The spotlight shines brightest on their final projects - complete games that small teams of Game Design students create as the centrepieces of their portfolios - but before they go all-out in those last two terms, they've already experienced a full development cycle by creating a Flash game, from initial concept and gameplay to art and sound.
It's a process that's resulted in dozens of standout student Flash games, and that list definitely includes Tideturner, a fast-paced sidescroller that has players controlling water levels to guide a jetski-riding character past marine obstacles and through hapless civilians.
Tideturner was a hit at the VFS booth at this year's PAX in Seattle, and this fall the team sold it to MaxGames for a modest sum. So, for Nick Yonge, Darryl Spratt, Luis Melgar, and Jack Nilssen, Tideturnerwasn't just a great hands-on development experience - it was a firsthand introduction to the business of indie games.
We had the chance to talk to Nick about the game's genesis and the experience of its development and sale.
How did Tideturner come about initially?
Nick: In our first meeting, we had to create a high concept, and though some of our initial ideas were pretty different from Tideturner, we all liked the idea of a fast-paced game where the character is always moving. After we decided to try our hand at programming a water physics system, we eventually narrowed our design down to what Tideturneris now.
Even though the game was sold to MaxGames, you still have the rights to the Tideturner IP. Any sequel plans?
Nick: Yes and no. After graduation, all members of our team have gone our separate ways to try and fulfill our own agendas. However, we're still all in contact, and the idea of Tideturner 2 is pretty amusing to us. We're not sure when development might be, but it's pretty likely that the game will see a second iteration.
Has this experience - both the game's development and the sale to MaxGames given you any new insight into the market for casual games? Something you know now that you didn't know before?
Nick: Quite a bit. We all learned a lot from the Flash course, both in dealing with the Flash engine and designing a video game - in our year at Game Design, the Flash project is the first "full" game experience we create from start to finish.
As far as the game's sale is concerned, I handled most of the negotiations with MaxGames and other potential buyers and relayed that information to the team. The experience was invaluable, especially learning how exactly the bidding process through FlashGameLicense.com - the site used to sell Tideturner- operates. I'm now an indie Flash developer, and the knowledge I got from that experience was great.
Plus, student life is tough, and a couple extra bucks is a nice bonus!
Play Tideturner at MaxGames.com

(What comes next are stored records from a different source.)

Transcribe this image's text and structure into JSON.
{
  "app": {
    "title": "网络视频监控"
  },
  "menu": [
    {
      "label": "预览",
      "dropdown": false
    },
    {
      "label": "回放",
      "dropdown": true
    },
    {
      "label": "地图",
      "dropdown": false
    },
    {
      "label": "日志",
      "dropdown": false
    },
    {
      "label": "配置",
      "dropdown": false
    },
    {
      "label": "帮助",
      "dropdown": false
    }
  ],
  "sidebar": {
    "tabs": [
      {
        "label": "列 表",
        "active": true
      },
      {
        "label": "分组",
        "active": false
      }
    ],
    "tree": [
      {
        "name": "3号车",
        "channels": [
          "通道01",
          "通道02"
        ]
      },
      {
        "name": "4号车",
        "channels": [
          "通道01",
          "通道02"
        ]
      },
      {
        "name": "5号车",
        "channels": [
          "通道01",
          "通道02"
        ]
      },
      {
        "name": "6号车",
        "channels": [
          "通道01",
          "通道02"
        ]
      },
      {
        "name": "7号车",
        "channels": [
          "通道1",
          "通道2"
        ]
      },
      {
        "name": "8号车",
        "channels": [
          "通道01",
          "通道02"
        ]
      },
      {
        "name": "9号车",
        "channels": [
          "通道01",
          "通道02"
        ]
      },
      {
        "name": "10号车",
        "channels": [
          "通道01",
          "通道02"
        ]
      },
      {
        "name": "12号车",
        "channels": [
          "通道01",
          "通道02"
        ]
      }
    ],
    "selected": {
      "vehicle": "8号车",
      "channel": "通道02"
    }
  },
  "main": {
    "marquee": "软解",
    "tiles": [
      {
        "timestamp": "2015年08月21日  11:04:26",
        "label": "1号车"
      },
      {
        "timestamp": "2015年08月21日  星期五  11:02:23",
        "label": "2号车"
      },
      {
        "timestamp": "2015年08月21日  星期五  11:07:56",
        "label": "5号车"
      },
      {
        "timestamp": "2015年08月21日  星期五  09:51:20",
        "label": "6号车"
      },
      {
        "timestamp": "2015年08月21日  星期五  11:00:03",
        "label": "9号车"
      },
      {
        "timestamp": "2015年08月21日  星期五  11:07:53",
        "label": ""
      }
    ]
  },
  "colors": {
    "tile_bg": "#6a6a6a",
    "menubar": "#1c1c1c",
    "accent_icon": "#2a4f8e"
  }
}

Play more Flash games created by VFS Game Design students
Want to see what else Tideturner's creators have done, and what they're up to now? Visit their websites:Nick Yonge, Darryl Spratt, Luis P. Melgar, Jack Nilssen